Father Richard Rohr does workshops* for men and women using a helpful theory about the spiritual formation journey for each gender.
Traditionally, he says, at puberty the genders’ journeys begin to differ – in fact, they go in opposite directions.
Young men begin to learn their power – they begin the “journey of ascent.” For the next decade or two their bodies will teach them they are strong and vigorous and with this power, they can dominate or protect. They can rule. They can produce. In a conflict, they can win. Later, as their physical strength and virility fades, men begin the “journey of descent,” which can lead to humility and wisdom, but will not automatically lead there.
Young women, however, begin to learn something different from their bodies at puberty – they begin to learn that their bodies at least in some ways are for the service of others. They begin, at puberty, their “journey of descent.” Traditionally, in young adulthood, women married and began to give birth and care for children. In those situations, women naturally learned to delay gratification of their own desires, to submit their strength to the needs of others, etc. For them, the “journey of ascent” begins later in life when the children are raised! Women and men often cross paths at this time of life, when women can begin to pursue more of their own interests and use their strength outside of strictly the needs of their families.
These paradigms are of course shifting in our current setting, but there is something to be learned in observing these patterns. Father Rohr points out that in most cultures (but not ours), young men at puberty were taken by the men of their culture into some kind of challenge, which was meant to demonstrate that their strength and virility was not just meant for themselves, but for the good of the community.
I was thinking about all this in relation to the story of Brock Turner, the “Stanford rape case,” and the social outrage over his lenient sentence.
I understand his (and his father’s) bewilderment over everyone else’s insistence that Brock is a rapist who deserves more jail time, when to them it seems like he’s a good kid who made a mistake. Of course I don’t know them, but I’ve known people who they remind me of – privileged, powerful, with all the schooling and coaching and experiences that a well-rounded 1%-er will need to dominate society.
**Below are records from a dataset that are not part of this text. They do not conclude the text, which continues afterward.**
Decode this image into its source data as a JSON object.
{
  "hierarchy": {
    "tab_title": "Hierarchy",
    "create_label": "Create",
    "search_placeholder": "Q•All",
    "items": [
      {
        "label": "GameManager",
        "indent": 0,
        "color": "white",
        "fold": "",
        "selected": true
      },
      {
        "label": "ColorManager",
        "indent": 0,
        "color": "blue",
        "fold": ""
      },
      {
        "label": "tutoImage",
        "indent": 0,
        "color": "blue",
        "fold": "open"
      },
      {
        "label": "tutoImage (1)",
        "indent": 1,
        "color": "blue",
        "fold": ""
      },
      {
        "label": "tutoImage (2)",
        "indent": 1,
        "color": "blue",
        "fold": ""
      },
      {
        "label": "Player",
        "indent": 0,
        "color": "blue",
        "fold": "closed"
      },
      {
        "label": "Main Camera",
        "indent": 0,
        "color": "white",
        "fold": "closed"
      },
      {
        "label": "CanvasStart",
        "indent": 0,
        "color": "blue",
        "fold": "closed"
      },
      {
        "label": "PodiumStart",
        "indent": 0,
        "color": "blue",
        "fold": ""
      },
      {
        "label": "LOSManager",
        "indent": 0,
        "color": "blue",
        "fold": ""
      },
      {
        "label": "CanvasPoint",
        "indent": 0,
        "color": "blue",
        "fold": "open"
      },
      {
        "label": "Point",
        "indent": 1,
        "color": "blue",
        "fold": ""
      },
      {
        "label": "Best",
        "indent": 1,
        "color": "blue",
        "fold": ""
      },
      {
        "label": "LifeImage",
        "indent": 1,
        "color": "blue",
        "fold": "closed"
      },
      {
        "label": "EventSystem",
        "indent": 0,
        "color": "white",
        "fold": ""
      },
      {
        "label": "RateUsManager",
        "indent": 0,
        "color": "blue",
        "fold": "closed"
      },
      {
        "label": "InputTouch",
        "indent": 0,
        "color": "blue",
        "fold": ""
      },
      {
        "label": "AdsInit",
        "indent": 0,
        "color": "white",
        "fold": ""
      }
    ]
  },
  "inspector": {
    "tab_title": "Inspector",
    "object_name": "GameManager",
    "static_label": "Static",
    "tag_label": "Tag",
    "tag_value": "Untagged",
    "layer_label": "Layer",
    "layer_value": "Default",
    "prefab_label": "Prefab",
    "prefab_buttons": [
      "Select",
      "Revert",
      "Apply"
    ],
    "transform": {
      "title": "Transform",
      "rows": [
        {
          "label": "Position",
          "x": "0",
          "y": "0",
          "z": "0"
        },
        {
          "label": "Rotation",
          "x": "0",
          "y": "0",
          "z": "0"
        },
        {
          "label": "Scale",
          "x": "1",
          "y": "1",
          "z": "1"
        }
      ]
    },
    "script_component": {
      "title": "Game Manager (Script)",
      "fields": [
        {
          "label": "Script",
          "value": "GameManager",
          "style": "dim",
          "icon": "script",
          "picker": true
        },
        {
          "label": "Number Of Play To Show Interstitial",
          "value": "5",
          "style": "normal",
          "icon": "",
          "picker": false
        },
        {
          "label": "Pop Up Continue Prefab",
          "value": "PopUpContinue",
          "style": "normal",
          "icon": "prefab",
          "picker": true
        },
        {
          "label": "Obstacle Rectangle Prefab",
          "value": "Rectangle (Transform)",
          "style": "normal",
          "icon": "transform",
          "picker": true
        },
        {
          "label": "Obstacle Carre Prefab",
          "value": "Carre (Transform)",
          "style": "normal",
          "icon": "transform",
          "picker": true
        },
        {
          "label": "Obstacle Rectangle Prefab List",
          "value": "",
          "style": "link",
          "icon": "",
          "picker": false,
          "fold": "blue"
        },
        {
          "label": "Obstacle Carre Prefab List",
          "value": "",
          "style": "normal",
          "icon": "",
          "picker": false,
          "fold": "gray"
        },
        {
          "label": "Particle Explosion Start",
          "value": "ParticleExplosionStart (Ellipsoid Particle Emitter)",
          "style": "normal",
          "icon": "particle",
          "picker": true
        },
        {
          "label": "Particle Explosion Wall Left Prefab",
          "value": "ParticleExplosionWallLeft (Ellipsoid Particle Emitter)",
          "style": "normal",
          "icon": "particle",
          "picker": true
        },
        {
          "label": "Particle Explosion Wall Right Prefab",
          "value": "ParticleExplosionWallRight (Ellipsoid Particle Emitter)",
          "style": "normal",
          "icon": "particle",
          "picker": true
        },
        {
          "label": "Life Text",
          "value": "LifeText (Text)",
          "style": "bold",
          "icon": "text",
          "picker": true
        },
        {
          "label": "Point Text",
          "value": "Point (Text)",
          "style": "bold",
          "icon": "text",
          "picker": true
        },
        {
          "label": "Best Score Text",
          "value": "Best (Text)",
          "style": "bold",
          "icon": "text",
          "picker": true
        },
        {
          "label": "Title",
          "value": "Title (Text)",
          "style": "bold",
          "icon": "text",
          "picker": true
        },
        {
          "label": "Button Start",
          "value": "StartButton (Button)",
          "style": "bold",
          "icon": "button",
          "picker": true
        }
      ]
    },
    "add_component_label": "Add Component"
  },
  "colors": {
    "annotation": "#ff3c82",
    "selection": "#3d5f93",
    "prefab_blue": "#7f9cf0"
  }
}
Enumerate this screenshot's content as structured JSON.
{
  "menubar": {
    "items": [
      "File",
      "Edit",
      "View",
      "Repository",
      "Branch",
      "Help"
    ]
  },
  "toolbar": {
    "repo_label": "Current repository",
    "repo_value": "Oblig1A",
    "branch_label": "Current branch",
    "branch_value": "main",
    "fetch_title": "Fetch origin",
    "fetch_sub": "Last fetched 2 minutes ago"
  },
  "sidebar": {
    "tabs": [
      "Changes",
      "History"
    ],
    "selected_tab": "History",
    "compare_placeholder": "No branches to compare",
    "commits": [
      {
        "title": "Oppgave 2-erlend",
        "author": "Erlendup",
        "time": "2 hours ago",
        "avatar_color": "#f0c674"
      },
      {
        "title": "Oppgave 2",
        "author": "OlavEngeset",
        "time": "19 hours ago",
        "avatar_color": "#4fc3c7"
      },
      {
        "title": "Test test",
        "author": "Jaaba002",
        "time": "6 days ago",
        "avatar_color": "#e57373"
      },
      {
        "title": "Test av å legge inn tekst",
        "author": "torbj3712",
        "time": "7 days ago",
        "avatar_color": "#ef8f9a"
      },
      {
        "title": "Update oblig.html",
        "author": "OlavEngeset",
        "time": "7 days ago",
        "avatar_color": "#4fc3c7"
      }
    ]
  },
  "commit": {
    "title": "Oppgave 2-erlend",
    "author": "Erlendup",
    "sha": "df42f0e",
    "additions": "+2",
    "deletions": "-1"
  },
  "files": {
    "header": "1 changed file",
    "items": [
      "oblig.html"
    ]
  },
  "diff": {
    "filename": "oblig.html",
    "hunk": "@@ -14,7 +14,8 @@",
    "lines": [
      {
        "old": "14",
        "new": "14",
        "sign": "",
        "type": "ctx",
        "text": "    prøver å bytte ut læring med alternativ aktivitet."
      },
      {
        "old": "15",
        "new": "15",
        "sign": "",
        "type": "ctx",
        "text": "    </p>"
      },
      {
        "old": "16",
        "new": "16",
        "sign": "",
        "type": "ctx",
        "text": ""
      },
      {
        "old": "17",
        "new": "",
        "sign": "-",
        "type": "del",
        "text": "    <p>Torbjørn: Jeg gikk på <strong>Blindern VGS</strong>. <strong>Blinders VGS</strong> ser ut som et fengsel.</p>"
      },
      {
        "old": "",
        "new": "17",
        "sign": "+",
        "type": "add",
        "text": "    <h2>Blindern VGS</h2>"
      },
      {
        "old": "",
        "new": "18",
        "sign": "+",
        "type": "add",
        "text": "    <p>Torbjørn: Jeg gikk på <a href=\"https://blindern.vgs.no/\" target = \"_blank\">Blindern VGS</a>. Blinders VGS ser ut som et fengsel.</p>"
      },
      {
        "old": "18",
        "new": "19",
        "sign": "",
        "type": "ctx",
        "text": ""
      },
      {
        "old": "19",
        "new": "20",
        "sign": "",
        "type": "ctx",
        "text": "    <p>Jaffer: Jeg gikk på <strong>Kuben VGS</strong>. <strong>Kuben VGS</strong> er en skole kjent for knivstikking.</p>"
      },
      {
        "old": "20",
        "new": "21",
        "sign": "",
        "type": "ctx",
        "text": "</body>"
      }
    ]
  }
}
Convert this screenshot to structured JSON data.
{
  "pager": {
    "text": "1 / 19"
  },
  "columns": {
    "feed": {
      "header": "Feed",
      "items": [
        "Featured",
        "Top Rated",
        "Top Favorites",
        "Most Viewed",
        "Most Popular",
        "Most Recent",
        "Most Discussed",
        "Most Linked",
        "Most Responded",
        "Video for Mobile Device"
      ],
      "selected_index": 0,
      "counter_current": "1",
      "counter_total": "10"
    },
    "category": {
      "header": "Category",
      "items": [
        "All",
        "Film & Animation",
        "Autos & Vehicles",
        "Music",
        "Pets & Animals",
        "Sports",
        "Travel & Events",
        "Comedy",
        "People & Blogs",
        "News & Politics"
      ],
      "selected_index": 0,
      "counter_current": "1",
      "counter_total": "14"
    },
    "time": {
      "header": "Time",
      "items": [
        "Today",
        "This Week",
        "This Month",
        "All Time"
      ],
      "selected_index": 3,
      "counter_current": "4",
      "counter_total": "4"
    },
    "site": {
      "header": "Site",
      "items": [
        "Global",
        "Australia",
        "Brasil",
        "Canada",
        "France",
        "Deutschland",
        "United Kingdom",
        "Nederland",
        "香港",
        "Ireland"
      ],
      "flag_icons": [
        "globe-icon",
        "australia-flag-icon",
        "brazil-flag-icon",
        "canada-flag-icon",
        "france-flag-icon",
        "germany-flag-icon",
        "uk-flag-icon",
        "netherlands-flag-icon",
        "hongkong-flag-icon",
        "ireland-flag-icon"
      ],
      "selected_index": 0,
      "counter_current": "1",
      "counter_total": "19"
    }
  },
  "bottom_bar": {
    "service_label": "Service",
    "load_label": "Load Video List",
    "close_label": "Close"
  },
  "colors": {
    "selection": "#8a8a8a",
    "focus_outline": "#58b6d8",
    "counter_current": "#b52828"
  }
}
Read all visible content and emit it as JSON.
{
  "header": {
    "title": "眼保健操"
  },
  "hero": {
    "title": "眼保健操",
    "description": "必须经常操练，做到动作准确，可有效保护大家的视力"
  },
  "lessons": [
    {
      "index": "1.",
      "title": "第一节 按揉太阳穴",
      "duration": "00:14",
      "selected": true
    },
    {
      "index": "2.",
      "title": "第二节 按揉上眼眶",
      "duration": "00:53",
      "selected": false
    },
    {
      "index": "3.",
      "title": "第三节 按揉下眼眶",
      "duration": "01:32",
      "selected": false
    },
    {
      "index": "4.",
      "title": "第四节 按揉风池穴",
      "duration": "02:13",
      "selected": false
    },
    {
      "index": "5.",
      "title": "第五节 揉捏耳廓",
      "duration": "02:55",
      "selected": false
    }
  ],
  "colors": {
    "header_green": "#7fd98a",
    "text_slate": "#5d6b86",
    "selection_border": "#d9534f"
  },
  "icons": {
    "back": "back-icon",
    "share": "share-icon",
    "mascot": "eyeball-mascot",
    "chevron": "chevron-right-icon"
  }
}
He was only doing what he’d been brought up to do, only doing what everyone else does. The problem, it may be, was that he never had that experience of learning that his strength, virility, power, prestige and privilege were not just for himself.
He never learned the elements of the journey of descent…only ascent. And so people have been pointing out that he thought everything he wanted…even a woman…was his to take, and the idea that someone like him might be called to account for it is…confounding. After all, he didn’t really rape her. He knows where the boundaries are – the boundaries that suit him. But he doesn’t know that the way he sees the world is not acceptable.
I hear a lot about more “complementarian” forms of Christian doctrine and how they set people and churches up for this same kind of thing. These are the folks who infer from the few things said about gender in the Bible that God says all men rule over all women, that all men are given the task of protecting and guiding all women, and all women were made to serve men.
To them, this kind of thing can be avoided when women stay home, marry young and are protected by their fathers and then their husbands. And that certainly is one way to solve the rape problem…unless the men involved, with their worldviews so skewed about their place in the world, instead learn that they are dominant, powerful, privileged, and can take what they want from women. Then, even marriage won’t save that woman.
Instead, I see Jesus, who looks at men and women far differently than any of these paradigms have taught us to see each other. To him, each were individuals. Each needed a “journey of descent” into humility before God. Each needed to see with God’s eyes that we are both wonderful and a mess, made in the image of God and yet torn up and driven by fear and desire and sin.
Each needs to trust Jesus for forgiveness and real power…and then a much better “journey of ascent” begins, one hand-in-hand with the living Christ who never used his power for himself at the expense of others, who never took what he wanted but gave what others needed…who never would have seen an unconscious woman as an opportunity for sex. Neither does he think just women are here to learn humility and service!
As a culture we need to stop asking kids who’ve been taught to sharpen their individual strengths all their lives for their own benefit to suddenly understand others with an empathy they never learned. As a culture, it sounds to me like we need to teach young men and women that their power and strength and intelligence and even their virility are not toys for themselves but tools for not just them but their village. They will not always be strong. Everyone is going to need some help. And we are responsible for more than just ourselves.
That’s not the only answer to the Brock Turner sentencing outrage – no, not at all. We need to ask ourselves why we put young people of color away for many times more of sentence, for much less of a crime. Much has been uncovered in this situation.
But I’m reminded that rape has been and is still often used as a tool subjugation and cruelty over whole populations. Dominance is an ugly desire, unless it is tempered with love and empathy and responsibility. If we’re not teaching that to our kids, we are growing up monsters without knowing it.